The Indian electorate has turned the standard law of political participation on its head, say experts. In India, the lower castes vote more than the upper castes, and the poor vote as much or more often than the rich. Similarly, the illiterate cast ballots more often than the educated, and rural voters more than urban populations. India’s universal suffrage long preceded transition to a modern industrialized economy, Ashutosh Varshney, a political science professor at the University of Michigan, wrote in Foreign Affairs in 2007. And in this low-income democracy, these large numbers of voters, most concerned with their basic needs and livelihoods, have made economic issues an important part of the debate.

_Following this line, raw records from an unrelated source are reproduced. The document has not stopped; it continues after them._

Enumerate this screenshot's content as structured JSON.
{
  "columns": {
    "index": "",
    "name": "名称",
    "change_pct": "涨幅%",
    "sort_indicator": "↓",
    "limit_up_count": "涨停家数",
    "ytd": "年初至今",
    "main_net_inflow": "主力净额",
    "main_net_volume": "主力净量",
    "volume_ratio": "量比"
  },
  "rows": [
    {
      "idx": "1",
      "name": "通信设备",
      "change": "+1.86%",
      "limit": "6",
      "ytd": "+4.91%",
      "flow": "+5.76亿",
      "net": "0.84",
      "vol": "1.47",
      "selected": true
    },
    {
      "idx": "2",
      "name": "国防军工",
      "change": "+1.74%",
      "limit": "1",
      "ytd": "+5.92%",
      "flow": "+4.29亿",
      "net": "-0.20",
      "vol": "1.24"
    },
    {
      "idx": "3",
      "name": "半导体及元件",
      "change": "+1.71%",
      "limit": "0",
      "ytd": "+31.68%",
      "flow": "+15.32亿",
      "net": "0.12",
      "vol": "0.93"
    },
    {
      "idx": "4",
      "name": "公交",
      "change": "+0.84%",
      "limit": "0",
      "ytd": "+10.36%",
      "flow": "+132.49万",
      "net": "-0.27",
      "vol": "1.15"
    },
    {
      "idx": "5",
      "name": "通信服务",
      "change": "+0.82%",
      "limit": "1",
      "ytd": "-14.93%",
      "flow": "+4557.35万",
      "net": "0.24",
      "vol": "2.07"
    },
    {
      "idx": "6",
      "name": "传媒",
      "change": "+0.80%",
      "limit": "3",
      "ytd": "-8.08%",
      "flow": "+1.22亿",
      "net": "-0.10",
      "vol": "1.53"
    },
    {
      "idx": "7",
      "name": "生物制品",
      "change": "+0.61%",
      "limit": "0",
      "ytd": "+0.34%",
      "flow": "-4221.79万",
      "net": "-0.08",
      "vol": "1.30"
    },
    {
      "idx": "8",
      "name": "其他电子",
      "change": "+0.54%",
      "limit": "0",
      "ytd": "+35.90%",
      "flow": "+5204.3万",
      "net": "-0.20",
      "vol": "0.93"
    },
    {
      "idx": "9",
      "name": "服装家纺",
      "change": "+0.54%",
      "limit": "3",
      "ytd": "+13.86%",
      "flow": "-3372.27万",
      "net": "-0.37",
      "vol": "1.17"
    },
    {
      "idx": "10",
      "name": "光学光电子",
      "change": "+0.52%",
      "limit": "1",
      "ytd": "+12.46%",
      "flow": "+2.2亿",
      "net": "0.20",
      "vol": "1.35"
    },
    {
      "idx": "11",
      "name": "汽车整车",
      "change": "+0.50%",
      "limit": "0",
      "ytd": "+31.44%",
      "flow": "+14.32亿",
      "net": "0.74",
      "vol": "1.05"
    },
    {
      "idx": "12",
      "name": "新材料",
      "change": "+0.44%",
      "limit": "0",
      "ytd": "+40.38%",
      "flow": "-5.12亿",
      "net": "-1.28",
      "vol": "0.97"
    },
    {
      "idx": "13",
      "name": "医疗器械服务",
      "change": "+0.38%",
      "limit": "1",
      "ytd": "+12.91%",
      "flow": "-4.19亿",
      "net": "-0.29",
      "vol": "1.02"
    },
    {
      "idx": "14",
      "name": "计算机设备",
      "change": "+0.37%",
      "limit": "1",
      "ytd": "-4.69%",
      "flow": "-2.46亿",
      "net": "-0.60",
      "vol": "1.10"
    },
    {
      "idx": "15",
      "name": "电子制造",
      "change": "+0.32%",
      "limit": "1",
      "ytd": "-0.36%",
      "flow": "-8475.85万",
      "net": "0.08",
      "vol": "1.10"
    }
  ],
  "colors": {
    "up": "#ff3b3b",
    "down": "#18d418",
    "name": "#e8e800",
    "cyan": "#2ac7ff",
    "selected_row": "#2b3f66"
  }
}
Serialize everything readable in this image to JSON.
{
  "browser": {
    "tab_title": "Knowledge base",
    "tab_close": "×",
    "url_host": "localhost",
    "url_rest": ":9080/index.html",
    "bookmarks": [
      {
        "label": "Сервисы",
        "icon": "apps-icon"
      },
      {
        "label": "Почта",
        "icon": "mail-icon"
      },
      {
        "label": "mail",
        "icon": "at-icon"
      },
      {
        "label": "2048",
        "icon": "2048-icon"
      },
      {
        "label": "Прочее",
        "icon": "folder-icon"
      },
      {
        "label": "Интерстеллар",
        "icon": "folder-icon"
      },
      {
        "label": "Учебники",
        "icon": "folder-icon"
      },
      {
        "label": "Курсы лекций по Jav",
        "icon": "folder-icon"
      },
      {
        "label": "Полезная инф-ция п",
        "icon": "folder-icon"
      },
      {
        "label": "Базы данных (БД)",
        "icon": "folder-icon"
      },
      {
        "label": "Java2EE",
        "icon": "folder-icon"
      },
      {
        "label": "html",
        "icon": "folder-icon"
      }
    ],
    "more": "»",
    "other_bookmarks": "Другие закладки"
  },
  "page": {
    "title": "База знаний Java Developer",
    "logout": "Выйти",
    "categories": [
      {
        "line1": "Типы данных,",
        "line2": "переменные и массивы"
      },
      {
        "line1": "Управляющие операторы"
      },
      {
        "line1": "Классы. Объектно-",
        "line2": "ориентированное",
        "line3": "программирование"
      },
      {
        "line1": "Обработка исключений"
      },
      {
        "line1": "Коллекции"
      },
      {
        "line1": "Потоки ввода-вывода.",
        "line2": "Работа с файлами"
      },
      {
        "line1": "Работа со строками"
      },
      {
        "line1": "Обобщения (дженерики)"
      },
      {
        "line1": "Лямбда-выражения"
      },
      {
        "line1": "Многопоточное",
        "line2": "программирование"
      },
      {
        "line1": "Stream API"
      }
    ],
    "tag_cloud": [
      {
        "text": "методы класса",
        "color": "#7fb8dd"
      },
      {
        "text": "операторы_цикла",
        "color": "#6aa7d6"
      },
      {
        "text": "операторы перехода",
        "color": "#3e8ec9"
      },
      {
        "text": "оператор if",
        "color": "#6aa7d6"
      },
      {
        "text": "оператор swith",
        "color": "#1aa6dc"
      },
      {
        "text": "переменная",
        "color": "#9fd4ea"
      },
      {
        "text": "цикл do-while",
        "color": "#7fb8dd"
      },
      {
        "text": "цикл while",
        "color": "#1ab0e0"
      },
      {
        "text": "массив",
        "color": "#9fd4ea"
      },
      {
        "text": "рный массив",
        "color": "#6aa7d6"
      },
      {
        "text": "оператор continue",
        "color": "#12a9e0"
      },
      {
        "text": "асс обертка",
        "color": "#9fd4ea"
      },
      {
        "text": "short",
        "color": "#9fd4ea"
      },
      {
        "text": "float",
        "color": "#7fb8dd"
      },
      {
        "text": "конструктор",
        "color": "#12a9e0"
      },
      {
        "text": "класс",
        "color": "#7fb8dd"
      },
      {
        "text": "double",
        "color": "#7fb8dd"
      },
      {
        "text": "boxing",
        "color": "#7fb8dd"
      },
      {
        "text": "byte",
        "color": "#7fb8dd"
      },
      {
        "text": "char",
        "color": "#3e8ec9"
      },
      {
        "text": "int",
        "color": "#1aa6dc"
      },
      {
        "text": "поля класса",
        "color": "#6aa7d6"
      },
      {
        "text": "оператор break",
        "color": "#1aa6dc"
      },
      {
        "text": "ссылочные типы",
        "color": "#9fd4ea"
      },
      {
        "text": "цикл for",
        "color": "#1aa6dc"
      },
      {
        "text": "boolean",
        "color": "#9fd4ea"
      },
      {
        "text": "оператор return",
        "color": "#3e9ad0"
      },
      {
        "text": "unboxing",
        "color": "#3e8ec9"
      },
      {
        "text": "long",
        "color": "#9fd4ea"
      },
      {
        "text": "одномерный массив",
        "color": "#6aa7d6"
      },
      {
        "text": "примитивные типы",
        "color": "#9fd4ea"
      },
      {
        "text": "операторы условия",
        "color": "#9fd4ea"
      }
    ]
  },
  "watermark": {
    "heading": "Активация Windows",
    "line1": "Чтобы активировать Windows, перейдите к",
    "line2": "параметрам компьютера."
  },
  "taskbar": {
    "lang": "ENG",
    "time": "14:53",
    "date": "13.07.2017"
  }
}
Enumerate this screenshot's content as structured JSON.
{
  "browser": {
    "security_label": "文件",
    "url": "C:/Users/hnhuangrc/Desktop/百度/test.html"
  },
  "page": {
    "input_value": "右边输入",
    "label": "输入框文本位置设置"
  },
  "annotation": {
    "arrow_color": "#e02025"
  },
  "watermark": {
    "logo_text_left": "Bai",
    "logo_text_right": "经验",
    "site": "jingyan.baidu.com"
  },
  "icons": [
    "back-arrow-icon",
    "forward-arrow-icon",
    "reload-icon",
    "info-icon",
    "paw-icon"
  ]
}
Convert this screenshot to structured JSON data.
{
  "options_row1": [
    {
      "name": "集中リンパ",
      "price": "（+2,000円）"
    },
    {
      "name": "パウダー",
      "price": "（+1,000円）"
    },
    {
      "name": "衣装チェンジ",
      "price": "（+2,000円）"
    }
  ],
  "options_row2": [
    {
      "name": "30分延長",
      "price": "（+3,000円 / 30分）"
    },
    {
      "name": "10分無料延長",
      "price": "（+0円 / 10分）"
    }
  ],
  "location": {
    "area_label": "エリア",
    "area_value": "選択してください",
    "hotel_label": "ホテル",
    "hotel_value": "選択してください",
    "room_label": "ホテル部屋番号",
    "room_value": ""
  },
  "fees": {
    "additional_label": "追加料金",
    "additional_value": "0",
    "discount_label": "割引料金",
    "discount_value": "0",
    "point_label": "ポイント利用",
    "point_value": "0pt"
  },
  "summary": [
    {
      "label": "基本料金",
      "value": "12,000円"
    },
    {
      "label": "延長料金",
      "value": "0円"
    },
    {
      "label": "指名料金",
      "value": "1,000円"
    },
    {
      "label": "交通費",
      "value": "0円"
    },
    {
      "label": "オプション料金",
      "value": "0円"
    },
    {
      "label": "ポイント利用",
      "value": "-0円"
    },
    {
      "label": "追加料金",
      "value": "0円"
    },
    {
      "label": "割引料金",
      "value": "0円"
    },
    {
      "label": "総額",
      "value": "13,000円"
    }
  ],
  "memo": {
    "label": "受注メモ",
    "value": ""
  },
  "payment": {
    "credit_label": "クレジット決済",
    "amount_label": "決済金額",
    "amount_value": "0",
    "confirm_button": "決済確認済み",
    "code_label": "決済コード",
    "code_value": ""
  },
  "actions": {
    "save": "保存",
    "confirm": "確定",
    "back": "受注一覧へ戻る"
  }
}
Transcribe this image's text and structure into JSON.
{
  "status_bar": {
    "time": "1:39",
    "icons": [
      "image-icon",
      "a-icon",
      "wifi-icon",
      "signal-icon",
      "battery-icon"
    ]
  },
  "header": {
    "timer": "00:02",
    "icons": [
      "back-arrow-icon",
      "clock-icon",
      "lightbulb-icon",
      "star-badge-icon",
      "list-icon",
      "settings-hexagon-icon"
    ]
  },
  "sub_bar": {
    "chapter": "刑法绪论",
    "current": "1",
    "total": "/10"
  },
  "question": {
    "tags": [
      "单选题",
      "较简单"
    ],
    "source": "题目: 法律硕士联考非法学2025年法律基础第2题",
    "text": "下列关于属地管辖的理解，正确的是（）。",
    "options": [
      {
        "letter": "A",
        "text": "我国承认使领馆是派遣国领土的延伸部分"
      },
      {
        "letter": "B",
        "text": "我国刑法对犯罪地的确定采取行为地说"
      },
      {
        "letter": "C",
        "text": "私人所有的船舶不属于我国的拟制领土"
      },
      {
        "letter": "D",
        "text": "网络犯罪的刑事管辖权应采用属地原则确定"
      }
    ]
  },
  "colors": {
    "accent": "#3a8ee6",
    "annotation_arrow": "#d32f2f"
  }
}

The government’s performance on economic issues, especially reform, since India moved toward economic liberalization in 1991, has become important to electoral politics. Varshney argues that "the economic reforms undertaken thus far have not been those that would directly affect the lives of India’s poor masses, and this has fed their resentment against the reforms." As this Backgrounder points out, despite India’s 7.5 percent average annual growth rate since 1991, there is increasing rural-urban, sector-based, and income inequalities, and benefits from growth have failed to trickle down to significant segments of the population. Varshney says "political leaders will continue to find it extremely difficult to stake their political fortunes on economic reforms that are expected to cause substantial short-term dislocations and are likely to produce rewards only in the long term."
Voters Seek Accountability
High levels of corruption and poor governance have led to immense civil society mobilization seeking greater accountability from political candidates and reform of the electoral process. In 2004 general elections, candidates were required to disclose their assets and criminal records for the first time under new rules pushed for by ordinary citizens. In the 2004 election, the disclosures seemed to have little impact on the increasing criminalization of politics: 128 of the 543 winners had faced criminal charges (Newsweek), including eighty-four cases of murder, seventeen cases of robbery, and twenty-eight cases of theft and extortion.
Ahead of the 2009 elections, a nationwide campaign, led by more than a thousand NGOs and citizen groups working on electoral reforms, sought more transparency. Primary among their demands were barring candidates with criminal charges, the voters’ right to reject all the candidates through a "none of the above" option on the ballot paper, and greater transparency and regulation of funding of political parties.